Ziff Davis has already put in a preliminary bid somewhere in the $90 to $100 million range, well below the $250 million Gawker founder Nick Denton was estimating the company was worth last year. But it’s unlikely to be the only bidder in the auction. Univision’s interest in the company has already been reported, but who else might express interest?
Already Made a Bid
Ziff Davis The publisher of PC Magazine, askmen.com, and IGN has already made a bid. Gawker’s “geek” sites — Gizmodo, Kotaku, Lifehacker, and Jalopnik — would fit in easily with the company’s tech-oriented digital properties, and its December purchase of the coupon site offers.com might provide opportunities with Gawker’s e-commerce department
Meanest Gawker post about Ziff Davis: “Ziff Davis Needs to Make Some Money Online, Quick”
Almost Certain to Make a Bid
Univision Univision, which bought the Onion and the Root last year and has had trouble gaining traction with its millennial-focused news site Fusion, has explored a partnership with Gawker in the past around its Spanish-language sites. Rumors from earlier this year held that Gawker and Univision had reached a preliminary deal that was scuttled over the Hogan lawsuit; it seems likely that the company will throw its hat in the ring again.

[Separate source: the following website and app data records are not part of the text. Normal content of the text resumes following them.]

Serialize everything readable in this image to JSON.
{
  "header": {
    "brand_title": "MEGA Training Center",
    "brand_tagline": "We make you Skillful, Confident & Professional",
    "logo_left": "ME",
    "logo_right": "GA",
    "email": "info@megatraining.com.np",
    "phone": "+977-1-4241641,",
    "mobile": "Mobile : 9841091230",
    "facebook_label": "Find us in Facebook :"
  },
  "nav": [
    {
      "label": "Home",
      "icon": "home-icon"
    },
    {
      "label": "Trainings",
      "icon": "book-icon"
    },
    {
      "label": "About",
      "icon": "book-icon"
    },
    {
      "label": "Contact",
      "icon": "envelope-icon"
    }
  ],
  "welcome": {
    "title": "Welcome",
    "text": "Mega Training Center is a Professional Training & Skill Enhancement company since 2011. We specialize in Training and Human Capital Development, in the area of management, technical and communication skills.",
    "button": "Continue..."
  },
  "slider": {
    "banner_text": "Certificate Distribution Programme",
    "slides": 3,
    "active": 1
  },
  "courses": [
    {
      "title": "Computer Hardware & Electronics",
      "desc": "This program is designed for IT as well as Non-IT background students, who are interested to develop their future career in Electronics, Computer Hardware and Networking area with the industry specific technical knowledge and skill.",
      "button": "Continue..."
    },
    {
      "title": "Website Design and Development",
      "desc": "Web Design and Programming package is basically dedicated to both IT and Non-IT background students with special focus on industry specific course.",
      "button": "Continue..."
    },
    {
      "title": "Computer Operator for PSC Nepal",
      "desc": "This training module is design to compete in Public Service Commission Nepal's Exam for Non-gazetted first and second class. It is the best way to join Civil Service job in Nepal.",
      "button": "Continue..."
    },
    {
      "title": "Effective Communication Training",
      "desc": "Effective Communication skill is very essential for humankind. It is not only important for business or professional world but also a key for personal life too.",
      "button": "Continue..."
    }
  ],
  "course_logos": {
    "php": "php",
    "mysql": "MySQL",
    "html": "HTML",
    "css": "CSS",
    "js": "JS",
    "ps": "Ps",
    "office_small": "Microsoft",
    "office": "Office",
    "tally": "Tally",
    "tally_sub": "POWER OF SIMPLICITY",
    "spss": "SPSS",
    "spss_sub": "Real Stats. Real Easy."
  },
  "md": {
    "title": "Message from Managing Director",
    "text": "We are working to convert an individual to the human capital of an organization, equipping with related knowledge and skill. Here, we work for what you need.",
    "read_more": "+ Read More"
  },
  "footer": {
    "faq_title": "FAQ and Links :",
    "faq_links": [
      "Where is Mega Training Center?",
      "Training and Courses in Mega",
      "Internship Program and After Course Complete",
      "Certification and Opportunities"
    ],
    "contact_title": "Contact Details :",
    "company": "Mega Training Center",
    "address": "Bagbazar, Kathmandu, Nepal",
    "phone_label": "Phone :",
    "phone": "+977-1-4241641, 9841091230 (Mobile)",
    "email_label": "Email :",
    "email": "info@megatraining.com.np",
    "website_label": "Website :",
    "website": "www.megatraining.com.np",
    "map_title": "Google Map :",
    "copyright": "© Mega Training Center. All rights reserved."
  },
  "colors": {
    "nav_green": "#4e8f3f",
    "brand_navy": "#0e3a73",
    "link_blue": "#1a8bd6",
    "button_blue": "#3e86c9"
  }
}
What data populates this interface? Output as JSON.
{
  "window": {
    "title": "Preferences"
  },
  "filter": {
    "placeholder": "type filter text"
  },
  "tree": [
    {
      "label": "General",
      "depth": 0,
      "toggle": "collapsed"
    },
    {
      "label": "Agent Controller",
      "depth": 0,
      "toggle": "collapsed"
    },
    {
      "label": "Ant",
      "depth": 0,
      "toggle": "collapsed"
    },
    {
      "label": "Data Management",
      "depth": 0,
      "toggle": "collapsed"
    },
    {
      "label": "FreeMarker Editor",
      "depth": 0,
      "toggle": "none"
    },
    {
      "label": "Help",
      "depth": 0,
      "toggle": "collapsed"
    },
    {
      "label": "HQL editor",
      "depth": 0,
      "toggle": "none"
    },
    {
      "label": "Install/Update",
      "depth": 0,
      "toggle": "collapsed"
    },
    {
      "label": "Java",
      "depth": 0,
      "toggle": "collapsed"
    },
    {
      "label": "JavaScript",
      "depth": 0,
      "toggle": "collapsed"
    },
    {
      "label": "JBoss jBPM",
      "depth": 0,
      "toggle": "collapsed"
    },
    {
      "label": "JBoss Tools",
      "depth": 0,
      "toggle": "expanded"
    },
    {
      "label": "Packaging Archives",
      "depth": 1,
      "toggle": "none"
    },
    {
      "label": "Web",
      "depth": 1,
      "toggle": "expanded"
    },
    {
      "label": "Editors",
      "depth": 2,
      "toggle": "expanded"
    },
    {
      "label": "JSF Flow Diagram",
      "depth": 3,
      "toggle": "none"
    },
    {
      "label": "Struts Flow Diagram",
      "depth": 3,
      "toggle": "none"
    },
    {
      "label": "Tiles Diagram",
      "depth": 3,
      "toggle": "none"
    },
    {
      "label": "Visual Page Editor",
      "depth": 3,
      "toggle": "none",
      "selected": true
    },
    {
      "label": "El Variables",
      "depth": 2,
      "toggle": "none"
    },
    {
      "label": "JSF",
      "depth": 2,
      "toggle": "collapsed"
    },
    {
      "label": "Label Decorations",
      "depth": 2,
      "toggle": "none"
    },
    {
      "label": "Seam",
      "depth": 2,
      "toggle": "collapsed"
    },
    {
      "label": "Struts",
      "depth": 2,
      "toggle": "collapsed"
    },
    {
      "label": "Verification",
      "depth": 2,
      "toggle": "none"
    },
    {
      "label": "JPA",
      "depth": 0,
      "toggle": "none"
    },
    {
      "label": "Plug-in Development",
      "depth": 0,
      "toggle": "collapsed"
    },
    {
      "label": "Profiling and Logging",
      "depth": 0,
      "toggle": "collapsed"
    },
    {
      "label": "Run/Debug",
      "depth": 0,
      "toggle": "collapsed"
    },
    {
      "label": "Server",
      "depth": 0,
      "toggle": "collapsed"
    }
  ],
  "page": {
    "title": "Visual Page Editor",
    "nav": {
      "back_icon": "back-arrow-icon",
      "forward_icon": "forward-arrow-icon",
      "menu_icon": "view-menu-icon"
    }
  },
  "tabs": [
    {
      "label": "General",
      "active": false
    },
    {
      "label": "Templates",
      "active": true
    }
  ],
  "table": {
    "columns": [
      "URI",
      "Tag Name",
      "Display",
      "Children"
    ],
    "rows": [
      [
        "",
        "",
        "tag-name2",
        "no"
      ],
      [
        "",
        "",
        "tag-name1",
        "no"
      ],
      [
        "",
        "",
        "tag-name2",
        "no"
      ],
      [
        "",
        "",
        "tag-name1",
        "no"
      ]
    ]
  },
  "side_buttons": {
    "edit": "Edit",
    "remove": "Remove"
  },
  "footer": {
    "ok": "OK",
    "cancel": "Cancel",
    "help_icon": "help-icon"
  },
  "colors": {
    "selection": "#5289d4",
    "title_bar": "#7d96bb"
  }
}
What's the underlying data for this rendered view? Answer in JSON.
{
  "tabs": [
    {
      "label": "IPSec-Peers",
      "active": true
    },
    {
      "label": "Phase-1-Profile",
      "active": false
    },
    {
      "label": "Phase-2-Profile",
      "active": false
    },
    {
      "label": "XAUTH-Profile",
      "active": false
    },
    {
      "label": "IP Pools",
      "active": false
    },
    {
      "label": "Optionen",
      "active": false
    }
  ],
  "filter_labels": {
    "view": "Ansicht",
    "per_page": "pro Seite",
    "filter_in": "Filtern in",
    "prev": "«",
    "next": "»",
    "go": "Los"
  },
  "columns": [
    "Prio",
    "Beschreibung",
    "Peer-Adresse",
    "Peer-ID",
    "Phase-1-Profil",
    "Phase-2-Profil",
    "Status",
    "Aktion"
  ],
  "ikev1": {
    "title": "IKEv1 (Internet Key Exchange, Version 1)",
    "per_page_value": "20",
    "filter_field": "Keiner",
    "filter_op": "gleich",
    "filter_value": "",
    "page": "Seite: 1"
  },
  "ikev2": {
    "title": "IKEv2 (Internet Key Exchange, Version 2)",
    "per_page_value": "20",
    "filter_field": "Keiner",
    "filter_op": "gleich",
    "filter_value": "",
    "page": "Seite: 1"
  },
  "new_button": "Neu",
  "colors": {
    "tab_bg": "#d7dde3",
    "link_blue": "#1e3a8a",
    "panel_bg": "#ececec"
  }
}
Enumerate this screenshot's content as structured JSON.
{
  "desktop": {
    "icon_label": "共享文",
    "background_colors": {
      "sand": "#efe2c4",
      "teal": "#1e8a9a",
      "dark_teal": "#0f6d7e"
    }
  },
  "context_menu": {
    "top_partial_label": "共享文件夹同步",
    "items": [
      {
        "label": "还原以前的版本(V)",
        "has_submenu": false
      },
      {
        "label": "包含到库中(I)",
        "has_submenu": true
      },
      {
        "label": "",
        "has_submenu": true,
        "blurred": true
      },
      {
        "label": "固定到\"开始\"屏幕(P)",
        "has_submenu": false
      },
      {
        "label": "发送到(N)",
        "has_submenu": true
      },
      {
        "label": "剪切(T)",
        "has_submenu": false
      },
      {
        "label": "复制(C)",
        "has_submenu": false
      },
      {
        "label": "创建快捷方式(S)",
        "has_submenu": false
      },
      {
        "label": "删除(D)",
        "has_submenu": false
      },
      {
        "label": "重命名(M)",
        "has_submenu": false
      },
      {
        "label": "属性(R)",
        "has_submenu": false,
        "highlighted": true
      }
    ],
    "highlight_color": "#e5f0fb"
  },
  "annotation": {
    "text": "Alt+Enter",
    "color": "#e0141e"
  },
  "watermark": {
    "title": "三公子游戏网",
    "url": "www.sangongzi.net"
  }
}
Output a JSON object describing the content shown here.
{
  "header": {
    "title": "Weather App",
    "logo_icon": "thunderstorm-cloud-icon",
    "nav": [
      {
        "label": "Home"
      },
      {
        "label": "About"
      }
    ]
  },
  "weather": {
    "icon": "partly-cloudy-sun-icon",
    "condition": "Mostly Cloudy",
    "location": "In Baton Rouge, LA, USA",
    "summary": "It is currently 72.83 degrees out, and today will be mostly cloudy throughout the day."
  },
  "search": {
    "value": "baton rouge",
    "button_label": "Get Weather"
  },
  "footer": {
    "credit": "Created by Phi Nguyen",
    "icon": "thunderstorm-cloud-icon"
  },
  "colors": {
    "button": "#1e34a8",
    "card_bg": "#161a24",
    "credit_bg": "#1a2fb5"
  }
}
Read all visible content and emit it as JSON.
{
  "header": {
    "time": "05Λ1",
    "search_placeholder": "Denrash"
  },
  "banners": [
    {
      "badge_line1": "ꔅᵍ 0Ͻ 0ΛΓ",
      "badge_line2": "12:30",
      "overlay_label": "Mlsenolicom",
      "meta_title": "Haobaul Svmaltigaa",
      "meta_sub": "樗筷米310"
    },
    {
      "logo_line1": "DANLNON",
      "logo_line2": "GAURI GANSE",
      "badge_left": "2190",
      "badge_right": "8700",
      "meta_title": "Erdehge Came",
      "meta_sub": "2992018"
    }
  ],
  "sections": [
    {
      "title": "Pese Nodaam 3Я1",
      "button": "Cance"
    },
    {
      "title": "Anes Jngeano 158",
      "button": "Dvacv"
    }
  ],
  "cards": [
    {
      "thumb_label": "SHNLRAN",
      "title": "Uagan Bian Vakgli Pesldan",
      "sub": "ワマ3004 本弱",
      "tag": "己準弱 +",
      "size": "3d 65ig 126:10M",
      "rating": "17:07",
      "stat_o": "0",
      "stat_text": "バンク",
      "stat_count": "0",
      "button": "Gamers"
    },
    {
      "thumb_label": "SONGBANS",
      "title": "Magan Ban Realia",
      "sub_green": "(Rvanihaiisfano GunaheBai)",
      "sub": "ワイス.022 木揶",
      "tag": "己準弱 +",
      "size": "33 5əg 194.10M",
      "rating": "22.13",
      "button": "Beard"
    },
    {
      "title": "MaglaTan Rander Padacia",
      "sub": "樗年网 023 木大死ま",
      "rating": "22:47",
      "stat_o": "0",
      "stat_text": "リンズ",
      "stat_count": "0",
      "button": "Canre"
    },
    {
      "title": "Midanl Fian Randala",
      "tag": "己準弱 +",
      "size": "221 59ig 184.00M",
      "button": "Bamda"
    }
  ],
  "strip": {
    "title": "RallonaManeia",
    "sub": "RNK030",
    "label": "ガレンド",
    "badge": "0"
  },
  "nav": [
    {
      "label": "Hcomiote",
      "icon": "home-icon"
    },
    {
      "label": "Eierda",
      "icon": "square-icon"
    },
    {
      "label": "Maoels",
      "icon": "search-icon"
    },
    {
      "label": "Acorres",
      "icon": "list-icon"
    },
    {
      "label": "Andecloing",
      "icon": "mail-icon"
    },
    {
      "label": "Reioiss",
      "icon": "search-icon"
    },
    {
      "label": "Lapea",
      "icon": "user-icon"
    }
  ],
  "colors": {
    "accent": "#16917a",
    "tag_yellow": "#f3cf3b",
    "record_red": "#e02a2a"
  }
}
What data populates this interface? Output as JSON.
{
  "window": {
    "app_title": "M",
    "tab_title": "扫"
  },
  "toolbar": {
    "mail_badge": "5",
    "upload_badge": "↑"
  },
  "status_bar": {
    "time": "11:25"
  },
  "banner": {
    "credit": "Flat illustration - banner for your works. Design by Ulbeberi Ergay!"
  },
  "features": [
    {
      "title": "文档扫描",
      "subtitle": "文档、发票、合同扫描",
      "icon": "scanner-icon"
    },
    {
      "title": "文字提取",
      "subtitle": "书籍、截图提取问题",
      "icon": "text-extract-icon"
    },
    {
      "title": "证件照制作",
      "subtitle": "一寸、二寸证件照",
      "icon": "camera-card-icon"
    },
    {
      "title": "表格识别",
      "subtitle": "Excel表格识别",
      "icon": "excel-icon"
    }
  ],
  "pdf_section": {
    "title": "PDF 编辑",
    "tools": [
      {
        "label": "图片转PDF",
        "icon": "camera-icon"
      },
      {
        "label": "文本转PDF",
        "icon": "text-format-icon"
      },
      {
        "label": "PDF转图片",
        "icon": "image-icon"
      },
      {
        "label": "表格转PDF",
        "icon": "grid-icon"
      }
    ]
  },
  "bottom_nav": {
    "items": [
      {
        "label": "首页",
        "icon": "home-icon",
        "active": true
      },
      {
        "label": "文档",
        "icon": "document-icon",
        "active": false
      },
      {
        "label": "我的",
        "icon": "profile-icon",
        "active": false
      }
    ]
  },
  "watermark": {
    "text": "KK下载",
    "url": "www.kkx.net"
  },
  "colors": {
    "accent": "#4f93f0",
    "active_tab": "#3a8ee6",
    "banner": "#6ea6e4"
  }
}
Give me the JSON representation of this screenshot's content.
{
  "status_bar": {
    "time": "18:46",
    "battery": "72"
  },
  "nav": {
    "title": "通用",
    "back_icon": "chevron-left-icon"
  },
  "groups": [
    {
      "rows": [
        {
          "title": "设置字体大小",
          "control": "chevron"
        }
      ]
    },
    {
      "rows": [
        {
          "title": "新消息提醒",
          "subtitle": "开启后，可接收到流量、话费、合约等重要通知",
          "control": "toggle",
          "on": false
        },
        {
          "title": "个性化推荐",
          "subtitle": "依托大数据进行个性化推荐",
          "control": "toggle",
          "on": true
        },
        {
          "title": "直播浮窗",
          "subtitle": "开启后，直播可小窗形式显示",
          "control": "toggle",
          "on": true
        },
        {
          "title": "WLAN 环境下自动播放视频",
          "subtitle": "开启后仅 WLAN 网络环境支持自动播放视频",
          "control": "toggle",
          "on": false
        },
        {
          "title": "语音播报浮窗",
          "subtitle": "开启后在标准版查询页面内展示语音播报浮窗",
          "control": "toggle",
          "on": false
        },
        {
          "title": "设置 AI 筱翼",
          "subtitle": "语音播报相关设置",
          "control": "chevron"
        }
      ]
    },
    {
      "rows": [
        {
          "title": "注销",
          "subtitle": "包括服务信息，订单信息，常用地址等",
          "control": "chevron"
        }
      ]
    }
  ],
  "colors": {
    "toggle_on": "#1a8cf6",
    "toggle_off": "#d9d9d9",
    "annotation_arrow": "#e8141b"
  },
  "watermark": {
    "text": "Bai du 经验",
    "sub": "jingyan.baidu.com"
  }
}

Meanest Gawker post about Univision: “[Univision-owned] Fusion Is Losing a Shit Ton of Money”
Penske Media The publisher behind a host of entertainment and media-focused publications, including Variety, WWD, HollywoodLife, and, uh, cricketcountry.com, Penske was reportedly looking into Gawker’s financials earlier this year. A sort of inverse Ziff Davis, Penske would be able to fit Gawker’s lifestyle sites easily into its portfolio, and would give the company a foothold in the somewhat more lucrative tech media market.
Meanest Gawker post about Penske Media: Deadline’s Nikki Finke on Jay Penske: He “Owns Me Like I’m His Slave”
Vice Vice, Gawker’s longtime foil, is said to be kicking the tires, too. It makes sense: Not only is the company expanding its news operations under Josh Tyrangiel, Vice would be able to absorb Gawker Media’s sites without really requiring them to modify or soften their aggressive sensibilities. So long as they’re not going after big Vice advertisers.
Meanest Gawker post about Vice: “Working at Vice Media Is Not As Cool As It Seems”
Vox Media Despite a New York Post report from earlier this year, it’s hugely unlikely that Vox will bid on Gawker. Not only is there too much overlap between each company’s brands, Vox CEO Jim Bankoff is said to still hold a grudge against the company from Vox’s early days as SB Nation, when it was a frequent target of Gawker’s sports site, Deadspin.
Meanest Gawker post about Vox Media: “46 Times Vox Totally Fucked Up a Story”